> [THE TASK]:
All of the data below needs to be set down once more, exactly as written.

[Records from a data collection]
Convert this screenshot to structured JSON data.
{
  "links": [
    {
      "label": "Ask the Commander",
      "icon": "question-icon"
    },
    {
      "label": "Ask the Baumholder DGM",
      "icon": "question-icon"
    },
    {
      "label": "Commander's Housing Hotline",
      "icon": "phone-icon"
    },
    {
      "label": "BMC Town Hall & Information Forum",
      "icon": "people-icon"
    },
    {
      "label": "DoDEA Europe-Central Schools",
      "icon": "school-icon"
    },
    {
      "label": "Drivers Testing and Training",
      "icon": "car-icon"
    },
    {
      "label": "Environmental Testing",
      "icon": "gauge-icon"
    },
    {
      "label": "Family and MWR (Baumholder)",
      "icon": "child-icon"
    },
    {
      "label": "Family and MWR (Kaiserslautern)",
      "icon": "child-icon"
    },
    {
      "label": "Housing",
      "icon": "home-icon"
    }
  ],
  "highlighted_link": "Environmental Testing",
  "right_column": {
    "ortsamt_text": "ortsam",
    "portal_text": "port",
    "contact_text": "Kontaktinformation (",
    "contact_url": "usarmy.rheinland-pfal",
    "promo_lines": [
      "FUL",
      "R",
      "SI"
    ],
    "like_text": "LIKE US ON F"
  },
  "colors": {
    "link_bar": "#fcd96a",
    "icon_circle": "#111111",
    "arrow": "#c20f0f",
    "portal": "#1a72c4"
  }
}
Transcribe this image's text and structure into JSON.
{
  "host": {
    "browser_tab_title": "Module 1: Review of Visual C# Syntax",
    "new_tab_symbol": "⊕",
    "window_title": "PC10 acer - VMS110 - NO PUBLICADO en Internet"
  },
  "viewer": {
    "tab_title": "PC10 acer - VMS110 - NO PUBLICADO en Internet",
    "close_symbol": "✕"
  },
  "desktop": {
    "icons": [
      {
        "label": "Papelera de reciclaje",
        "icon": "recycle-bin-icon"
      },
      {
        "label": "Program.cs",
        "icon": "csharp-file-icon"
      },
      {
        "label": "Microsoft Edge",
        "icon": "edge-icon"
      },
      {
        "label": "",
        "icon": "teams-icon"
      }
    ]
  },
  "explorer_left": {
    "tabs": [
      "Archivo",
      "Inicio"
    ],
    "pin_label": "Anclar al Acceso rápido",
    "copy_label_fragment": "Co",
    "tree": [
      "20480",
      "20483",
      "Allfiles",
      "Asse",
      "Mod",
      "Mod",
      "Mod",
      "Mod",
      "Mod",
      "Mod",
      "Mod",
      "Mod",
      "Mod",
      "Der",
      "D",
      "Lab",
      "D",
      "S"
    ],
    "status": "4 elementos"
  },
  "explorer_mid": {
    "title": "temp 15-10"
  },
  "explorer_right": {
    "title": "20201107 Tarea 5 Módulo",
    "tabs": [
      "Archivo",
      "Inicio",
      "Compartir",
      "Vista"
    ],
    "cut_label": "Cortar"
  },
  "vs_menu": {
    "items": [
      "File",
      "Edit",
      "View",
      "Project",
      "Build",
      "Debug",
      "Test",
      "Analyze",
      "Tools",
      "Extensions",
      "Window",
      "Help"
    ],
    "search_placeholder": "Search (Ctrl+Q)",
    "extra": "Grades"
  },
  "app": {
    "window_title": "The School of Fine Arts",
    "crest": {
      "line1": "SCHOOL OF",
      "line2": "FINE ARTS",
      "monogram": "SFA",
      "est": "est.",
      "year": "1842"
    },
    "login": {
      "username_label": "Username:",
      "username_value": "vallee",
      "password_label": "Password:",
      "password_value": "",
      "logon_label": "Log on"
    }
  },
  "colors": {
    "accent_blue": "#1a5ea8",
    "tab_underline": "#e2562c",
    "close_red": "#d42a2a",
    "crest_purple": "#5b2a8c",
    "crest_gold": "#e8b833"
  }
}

> [RESPONSE]:
Convert this screenshot to structured JSON data.
{
  "links": [
    {
      "label": "Ask the Commander",
      "icon": "question-icon"
    },
    {
      "label": "Ask the Baumholder DGM",
      "icon": "question-icon"
    },
    {
      "label": "Commander's Housing Hotline",
      "icon": "phone-icon"
    },
    {
      "label": "BMC Town Hall & Information Forum",
      "icon": "people-icon"
    },
    {
      "label": "DoDEA Europe-Central Schools",
      "icon": "school-icon"
    },
    {
      "label": "Drivers Testing and Training",
      "icon": "car-icon"
    },
    {
      "label": "Environmental Testing",
      "icon": "gauge-icon"
    },
    {
      "label": "Family and MWR (Baumholder)",
      "icon": "child-icon"
    },
    {
      "label": "Family and MWR (Kaiserslautern)",
      "icon": "child-icon"
    },
    {
      "label": "Housing",
      "icon": "home-icon"
    }
  ],
  "highlighted_link": "Environmental Testing",
  "right_column": {
    "ortsamt_text": "ortsam",
    "portal_text": "port",
    "contact_text": "Kontaktinformation (",
    "contact_url": "usarmy.rheinland-pfal",
    "promo_lines": [
      "FUL",
      "R",
      "SI"
    ],
    "like_text": "LIKE US ON F"
  },
  "colors": {
    "link_bar": "#fcd96a",
    "icon_circle": "#111111",
    "arrow": "#c20f0f",
    "portal": "#1a72c4"
  }
}
Transcribe this image's text and structure into JSON.
{
  "host": {
    "browser_tab_title": "Module 1: Review of Visual C# Syntax",
    "new_tab_symbol": "⊕",
    "window_title": "PC10 acer - VMS110 - NO PUBLICADO en Internet"
  },
  "viewer": {
    "tab_title": "PC10 acer - VMS110 - NO PUBLICADO en Internet",
    "close_symbol": "✕"
  },
  "desktop": {
    "icons": [
      {
        "label": "Papelera de reciclaje",
        "icon": "recycle-bin-icon"
      },
      {
        "label": "Program.cs",
        "icon": "csharp-file-icon"
      },
      {
        "label": "Microsoft Edge",
        "icon": "edge-icon"
      },
      {
        "label": "",
        "icon": "teams-icon"
      }
    ]
  },
  "explorer_left": {
    "tabs": [
      "Archivo",
      "Inicio"
    ],
    "pin_label": "Anclar al Acceso rápido",
    "copy_label_fragment": "Co",
    "tree": [
      "20480",
      "20483",
      "Allfiles",
      "Asse",
      "Mod",
      "Mod",
      "Mod",
      "Mod",
      "Mod",
      "Mod",
      "Mod",
      "Mod",
      "Mod",
      "Der",
      "D",
      "Lab",
      "D",
      "S"
    ],
    "status": "4 elementos"
  },
  "explorer_mid": {
    "title": "temp 15-10"
  },
  "explorer_right": {
    "title": "20201107 Tarea 5 Módulo",
    "tabs": [
      "Archivo",
      "Inicio",
      "Compartir",
      "Vista"
    ],
    "cut_label": "Cortar"
  },
  "vs_menu": {
    "items": [
      "File",
      "Edit",
      "View",
      "Project",
      "Build",
      "Debug",
      "Test",
      "Analyze",
      "Tools",
      "Extensions",
      "Window",
      "Help"
    ],
    "search_placeholder": "Search (Ctrl+Q)",
    "extra": "Grades"
  },
  "app": {
    "window_title": "The School of Fine Arts",
    "crest": {
      "line1": "SCHOOL OF",
      "line2": "FINE ARTS",
      "monogram": "SFA",
      "est": "est.",
      "year": "1842"
    },
    "login": {
      "username_label": "Username:",
      "username_value": "vallee",
      "password_label": "Password:",
      "password_value": "",
      "logon_label": "Log on"
    }
  },
  "colors": {
    "accent_blue": "#1a5ea8",
    "tab_underline": "#e2562c",
    "close_red": "#d42a2a",
    "crest_purple": "#5b2a8c",
    "crest_gold": "#e8b833"
  }
}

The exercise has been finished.